“I just didn’t know what to expect,” remarked Jared Sprowls, a Northwestern University theater student who graduated with Friend last year and agreed to take on one of the largest roles, that of the conspiratorial Bosola. “I sort of said to myself: ‘Who’s going to show up to this, other than my parents?’ ”
Friend, in fact, did back into home-style theater as a last resort. In a visit to his alma mater over spring break, he outlined his plan for a summer play with John Burghardt, his high school Shakespeare teacher, with the thought of a run in the school’s black-box theater. Friend blurted out, “We’re doing ‘Duchess of Malfi!’ ”
“And that was kind of it,” he said of the play, a tale of homicide, lust and endless intrigue in a rich and powerful Italian family. “I had recently been watching ‘Game of Thrones’ and it intrigued me, the idea of brutality backed with legitimate emotion.”
Though he discovered using the black-box space would be too costly, Friend forged ahead after his college term ended, sending out casting notices on Facebook, merging adaptations of the text and even adding some new, transitional material, with Burghardt’s help. “I was lying on my living room floor,” he recalled. “I was looking at the script, and at my living room, and seeing that there are these two upstage entrances in it, like the Globe” — the re-creation of Shakespeare’s theater, in London.
Friend’s mother and father, to whom the young man’s friends ascribe superhuman reserves of generosity and patience, agreed to allow their son to take over the house for rehearsals and performances — without fully appreciating the controlled chaos in which they were about to descend.
“We’re used to strange requests,” said Sonenshine, standing in a kitchen that had been turned into an area for sodas and other concessions.

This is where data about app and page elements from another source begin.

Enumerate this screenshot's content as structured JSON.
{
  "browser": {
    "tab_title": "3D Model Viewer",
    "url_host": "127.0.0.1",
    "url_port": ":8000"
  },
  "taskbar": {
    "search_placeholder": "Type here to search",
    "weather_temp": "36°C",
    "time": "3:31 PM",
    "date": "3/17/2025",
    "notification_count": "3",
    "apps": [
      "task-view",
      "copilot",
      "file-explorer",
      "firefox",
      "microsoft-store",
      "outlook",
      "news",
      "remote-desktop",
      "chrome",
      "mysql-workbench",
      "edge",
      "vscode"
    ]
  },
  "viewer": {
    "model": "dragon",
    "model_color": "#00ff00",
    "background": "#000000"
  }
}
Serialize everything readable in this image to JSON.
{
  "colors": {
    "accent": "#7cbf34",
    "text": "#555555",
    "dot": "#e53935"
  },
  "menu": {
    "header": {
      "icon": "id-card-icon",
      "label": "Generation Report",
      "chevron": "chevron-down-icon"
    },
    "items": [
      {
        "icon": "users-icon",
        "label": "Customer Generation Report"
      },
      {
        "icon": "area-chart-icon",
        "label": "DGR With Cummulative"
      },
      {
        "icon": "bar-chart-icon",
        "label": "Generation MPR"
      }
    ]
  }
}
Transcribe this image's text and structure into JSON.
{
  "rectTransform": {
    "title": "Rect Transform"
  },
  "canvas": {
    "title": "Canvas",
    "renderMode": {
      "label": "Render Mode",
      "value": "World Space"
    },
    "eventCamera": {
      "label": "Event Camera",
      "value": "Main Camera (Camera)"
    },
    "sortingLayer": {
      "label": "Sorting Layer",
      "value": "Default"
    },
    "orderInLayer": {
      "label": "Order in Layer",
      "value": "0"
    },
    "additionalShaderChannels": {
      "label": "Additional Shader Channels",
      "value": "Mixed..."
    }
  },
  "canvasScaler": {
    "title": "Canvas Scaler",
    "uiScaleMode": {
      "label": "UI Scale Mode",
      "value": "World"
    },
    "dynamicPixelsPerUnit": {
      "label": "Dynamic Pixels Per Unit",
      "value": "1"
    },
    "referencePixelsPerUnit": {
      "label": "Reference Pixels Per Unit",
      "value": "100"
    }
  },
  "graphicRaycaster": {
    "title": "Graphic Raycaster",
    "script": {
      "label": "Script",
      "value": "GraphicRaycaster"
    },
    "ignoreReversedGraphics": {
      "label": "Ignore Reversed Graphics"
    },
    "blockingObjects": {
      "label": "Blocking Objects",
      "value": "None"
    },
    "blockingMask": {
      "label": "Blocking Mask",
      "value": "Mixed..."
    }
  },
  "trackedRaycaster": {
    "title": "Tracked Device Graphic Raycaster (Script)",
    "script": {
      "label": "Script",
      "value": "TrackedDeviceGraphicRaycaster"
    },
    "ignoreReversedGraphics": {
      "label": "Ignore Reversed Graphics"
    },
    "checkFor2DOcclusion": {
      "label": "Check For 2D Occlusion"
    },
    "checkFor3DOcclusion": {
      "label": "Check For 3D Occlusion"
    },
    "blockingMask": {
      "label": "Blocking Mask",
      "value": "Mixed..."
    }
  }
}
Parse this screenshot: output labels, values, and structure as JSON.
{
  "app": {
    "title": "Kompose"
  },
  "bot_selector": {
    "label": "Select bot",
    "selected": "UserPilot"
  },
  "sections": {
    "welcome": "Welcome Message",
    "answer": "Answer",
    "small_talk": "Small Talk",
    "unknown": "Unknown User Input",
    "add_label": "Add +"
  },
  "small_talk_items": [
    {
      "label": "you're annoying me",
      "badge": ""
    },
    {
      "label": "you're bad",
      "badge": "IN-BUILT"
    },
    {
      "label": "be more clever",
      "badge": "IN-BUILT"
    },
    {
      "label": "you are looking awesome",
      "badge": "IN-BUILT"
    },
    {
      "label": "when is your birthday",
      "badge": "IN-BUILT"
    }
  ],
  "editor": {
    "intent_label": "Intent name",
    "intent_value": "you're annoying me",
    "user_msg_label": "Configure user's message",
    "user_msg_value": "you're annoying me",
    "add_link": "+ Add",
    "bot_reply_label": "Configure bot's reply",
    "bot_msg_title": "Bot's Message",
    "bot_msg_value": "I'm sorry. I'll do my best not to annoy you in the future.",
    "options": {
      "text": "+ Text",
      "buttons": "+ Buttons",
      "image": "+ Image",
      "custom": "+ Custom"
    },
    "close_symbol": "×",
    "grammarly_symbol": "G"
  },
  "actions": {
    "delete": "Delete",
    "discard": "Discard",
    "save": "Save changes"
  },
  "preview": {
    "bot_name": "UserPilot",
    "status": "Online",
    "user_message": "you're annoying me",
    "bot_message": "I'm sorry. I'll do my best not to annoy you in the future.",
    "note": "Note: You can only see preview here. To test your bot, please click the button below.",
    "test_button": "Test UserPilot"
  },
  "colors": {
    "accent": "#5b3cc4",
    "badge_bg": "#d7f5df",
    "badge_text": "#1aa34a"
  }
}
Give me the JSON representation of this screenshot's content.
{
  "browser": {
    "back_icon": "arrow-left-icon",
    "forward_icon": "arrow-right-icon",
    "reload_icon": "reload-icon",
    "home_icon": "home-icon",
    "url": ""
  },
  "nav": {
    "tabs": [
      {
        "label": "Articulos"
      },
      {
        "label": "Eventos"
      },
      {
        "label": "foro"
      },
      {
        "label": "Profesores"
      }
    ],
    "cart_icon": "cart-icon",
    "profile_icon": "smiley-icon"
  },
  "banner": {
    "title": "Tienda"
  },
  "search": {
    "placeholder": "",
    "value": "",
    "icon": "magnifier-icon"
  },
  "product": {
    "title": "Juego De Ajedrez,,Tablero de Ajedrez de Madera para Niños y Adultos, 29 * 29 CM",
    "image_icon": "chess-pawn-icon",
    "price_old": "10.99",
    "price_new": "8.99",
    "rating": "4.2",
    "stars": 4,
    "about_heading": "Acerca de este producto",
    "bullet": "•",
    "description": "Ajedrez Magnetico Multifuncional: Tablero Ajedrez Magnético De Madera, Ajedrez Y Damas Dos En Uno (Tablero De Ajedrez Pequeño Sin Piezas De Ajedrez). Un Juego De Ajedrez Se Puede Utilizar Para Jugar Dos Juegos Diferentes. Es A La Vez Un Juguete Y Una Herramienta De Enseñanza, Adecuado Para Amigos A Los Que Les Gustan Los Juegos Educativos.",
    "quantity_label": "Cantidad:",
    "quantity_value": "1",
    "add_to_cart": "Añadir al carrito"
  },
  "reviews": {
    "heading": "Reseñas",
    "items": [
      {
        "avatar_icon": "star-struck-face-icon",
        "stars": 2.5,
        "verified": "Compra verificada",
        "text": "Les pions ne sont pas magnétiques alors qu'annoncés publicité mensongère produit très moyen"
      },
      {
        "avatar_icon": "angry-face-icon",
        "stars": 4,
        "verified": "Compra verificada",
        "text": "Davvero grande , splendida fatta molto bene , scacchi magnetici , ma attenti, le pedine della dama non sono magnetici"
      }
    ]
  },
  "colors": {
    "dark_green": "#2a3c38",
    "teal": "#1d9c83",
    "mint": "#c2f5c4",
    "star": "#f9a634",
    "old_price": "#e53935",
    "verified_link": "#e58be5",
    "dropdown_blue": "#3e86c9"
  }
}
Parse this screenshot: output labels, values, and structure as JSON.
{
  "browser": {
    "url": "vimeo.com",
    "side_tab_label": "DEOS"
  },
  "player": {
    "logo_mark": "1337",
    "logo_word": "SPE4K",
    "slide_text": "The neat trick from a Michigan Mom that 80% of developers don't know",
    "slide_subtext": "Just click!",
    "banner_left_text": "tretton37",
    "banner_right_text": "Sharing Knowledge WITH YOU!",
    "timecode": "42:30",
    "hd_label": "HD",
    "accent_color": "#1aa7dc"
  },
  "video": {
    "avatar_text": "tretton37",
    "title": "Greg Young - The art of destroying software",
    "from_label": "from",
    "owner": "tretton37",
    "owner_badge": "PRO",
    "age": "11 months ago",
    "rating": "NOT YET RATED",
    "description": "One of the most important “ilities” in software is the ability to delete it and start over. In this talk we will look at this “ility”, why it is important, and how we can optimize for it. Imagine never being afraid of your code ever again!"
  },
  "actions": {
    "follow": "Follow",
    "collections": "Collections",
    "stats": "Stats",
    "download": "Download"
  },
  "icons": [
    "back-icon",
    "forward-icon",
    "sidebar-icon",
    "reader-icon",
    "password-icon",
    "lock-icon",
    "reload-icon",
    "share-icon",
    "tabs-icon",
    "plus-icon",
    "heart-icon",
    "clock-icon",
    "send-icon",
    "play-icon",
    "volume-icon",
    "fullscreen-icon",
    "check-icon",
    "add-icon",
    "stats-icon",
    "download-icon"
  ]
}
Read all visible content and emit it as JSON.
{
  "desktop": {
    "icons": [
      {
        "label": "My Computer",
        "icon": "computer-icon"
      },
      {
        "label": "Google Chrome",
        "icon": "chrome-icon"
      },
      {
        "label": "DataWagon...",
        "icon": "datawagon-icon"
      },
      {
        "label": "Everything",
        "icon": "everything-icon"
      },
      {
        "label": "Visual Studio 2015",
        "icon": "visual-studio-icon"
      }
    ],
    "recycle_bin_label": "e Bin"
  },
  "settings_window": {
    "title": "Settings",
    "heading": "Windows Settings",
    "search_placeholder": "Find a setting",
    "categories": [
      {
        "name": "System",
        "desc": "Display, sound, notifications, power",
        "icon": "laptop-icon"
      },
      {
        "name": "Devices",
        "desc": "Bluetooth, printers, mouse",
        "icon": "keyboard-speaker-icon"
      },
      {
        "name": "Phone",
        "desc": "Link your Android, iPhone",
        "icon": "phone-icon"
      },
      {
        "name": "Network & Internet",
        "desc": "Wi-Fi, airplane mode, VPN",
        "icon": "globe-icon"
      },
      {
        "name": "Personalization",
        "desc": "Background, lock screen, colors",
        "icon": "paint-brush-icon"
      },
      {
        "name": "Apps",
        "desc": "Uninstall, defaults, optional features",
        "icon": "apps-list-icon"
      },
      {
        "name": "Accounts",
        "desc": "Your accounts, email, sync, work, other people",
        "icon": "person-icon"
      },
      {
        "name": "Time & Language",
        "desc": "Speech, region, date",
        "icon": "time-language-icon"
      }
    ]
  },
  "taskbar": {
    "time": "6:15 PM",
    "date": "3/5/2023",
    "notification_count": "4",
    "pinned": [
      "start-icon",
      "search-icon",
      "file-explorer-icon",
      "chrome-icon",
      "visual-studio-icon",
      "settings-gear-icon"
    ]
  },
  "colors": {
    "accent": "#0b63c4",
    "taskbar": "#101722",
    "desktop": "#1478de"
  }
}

They did haggle over seating capacity. “His opening bid was 50,” Gary Friend said of his son. “There were some tense exchanges where I was arguing the laws of physics,” Jordan later added. For each of the three performances on the weekend of July 13, Jordan settled for an audience cap of 30.